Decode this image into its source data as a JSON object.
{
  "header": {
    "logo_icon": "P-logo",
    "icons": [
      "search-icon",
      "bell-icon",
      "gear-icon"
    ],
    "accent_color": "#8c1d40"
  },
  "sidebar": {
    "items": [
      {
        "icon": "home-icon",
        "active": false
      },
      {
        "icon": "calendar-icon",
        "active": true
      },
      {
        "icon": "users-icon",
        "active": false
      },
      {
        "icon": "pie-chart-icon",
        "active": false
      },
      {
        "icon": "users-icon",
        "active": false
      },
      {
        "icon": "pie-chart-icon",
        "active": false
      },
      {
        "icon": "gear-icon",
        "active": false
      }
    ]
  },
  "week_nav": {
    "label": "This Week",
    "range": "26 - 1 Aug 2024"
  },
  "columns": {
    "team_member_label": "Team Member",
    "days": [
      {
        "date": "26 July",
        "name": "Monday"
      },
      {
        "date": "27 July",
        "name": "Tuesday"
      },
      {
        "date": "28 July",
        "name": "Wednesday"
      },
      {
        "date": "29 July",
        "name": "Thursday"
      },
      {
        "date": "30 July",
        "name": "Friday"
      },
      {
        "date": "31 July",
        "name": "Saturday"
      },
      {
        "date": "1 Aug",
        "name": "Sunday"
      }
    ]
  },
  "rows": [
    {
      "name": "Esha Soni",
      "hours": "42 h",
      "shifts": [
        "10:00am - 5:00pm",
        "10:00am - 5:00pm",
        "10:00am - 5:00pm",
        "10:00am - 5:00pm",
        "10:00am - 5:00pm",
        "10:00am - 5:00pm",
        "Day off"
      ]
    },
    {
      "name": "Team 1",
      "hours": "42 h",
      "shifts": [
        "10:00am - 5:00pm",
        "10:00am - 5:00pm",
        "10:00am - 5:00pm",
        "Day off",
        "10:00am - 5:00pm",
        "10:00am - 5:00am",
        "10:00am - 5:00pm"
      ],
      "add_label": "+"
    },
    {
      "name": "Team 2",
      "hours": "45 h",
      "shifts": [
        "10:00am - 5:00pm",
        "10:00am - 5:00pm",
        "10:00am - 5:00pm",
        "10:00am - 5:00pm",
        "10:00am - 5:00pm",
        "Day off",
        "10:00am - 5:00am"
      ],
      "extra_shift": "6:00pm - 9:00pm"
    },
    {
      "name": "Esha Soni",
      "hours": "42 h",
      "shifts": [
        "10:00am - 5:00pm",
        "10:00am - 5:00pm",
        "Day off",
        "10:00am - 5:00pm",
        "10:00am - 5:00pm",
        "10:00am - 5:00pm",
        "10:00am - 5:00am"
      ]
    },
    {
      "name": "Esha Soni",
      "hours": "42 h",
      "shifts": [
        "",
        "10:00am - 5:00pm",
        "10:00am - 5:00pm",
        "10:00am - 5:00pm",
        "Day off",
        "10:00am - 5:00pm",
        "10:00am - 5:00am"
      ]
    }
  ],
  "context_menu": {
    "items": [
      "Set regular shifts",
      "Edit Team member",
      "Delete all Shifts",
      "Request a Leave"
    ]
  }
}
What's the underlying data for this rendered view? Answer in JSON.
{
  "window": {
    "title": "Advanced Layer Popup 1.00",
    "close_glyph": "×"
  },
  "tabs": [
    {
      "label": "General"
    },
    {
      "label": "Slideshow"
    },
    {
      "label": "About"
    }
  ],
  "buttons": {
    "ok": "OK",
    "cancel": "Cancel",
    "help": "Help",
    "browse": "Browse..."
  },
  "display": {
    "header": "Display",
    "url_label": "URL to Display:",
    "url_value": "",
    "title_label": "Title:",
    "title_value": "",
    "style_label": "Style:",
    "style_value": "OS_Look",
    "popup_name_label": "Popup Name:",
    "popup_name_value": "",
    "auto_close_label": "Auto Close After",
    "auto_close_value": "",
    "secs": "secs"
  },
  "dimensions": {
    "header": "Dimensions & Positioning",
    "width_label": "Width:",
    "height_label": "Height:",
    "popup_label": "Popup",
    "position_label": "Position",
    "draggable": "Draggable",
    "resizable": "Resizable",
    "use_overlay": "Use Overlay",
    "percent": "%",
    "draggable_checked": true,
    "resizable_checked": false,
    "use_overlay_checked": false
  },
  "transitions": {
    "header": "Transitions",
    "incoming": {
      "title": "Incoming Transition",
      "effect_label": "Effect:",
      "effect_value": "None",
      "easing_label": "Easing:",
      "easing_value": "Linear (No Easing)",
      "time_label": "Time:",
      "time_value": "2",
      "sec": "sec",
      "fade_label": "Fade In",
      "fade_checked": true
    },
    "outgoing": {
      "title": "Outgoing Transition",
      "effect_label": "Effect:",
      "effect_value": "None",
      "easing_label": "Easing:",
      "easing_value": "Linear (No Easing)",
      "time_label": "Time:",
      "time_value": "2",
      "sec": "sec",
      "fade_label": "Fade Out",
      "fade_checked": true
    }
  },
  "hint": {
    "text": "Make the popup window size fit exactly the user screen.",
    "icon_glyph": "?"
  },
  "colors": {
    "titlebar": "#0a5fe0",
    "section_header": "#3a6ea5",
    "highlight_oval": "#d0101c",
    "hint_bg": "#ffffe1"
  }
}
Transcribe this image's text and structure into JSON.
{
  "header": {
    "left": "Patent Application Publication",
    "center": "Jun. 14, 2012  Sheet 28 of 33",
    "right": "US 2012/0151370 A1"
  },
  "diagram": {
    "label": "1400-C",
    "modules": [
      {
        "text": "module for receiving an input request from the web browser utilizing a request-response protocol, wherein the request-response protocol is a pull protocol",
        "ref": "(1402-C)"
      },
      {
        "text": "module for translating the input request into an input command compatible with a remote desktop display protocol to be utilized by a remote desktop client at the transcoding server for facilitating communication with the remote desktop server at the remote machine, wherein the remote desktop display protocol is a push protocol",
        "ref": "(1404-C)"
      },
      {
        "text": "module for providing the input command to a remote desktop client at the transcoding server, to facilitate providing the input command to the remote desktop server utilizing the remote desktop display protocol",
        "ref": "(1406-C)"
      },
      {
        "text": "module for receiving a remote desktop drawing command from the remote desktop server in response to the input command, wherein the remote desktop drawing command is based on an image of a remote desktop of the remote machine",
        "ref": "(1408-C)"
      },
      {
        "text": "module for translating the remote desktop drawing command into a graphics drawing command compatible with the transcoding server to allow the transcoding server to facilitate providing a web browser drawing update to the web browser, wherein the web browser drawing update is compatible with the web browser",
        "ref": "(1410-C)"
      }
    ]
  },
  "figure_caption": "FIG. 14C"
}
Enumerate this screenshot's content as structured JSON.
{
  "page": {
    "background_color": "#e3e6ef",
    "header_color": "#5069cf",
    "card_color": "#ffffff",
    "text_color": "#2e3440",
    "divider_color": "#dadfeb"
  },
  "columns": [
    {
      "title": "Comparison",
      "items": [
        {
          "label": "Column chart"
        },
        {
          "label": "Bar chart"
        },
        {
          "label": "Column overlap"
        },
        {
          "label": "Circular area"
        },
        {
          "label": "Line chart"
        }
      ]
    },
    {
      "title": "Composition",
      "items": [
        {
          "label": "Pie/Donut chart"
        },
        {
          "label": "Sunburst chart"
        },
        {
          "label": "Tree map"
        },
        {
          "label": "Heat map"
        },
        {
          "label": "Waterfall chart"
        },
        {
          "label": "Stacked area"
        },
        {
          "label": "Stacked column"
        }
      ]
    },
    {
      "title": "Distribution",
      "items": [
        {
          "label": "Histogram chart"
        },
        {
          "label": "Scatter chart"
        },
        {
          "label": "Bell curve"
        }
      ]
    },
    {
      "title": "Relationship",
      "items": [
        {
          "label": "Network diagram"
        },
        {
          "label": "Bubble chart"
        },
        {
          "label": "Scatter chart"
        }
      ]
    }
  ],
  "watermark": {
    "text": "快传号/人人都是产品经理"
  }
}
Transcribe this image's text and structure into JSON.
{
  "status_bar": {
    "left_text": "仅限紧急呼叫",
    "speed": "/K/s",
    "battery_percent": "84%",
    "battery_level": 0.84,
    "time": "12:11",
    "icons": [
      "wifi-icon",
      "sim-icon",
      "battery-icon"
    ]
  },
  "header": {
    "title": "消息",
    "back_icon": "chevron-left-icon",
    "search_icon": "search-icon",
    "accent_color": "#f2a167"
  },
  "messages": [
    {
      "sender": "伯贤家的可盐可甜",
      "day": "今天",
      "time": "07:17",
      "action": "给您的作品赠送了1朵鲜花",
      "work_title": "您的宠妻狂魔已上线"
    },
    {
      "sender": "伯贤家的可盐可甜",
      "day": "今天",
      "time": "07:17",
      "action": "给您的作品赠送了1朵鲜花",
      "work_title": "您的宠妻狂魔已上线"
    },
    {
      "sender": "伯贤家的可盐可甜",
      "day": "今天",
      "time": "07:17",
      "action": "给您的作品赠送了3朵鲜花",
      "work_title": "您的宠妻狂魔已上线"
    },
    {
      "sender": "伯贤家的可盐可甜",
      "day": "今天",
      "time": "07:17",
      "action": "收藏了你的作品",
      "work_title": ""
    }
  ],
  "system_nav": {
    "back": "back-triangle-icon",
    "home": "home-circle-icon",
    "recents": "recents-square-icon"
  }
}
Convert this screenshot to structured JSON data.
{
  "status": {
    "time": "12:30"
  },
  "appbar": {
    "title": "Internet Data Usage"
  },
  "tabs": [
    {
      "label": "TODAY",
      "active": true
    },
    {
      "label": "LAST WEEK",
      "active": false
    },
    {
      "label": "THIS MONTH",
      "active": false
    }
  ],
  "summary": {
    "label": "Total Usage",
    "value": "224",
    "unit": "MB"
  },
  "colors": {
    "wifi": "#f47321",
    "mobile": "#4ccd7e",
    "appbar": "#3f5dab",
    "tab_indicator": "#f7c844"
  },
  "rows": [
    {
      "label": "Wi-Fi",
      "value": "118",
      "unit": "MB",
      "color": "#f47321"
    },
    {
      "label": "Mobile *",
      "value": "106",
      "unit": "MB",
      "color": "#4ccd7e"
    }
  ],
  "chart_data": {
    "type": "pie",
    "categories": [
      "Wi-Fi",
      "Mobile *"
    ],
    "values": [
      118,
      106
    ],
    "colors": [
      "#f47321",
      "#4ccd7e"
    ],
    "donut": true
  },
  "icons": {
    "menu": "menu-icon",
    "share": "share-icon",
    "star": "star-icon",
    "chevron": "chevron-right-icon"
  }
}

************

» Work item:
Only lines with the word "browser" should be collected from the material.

» Expected output:
        "text": "module for receiving an input request from the web browser utilizing a request-response protocol, wherein the request-response protocol is a pull protocol",
        "text": "module for translating the remote desktop drawing command into a graphics drawing command compatible with the transcoding server to allow the transcoding server to facilitate providing a web browser drawing update to the web browser, wherein the web browser drawing update is compatible with the web browser",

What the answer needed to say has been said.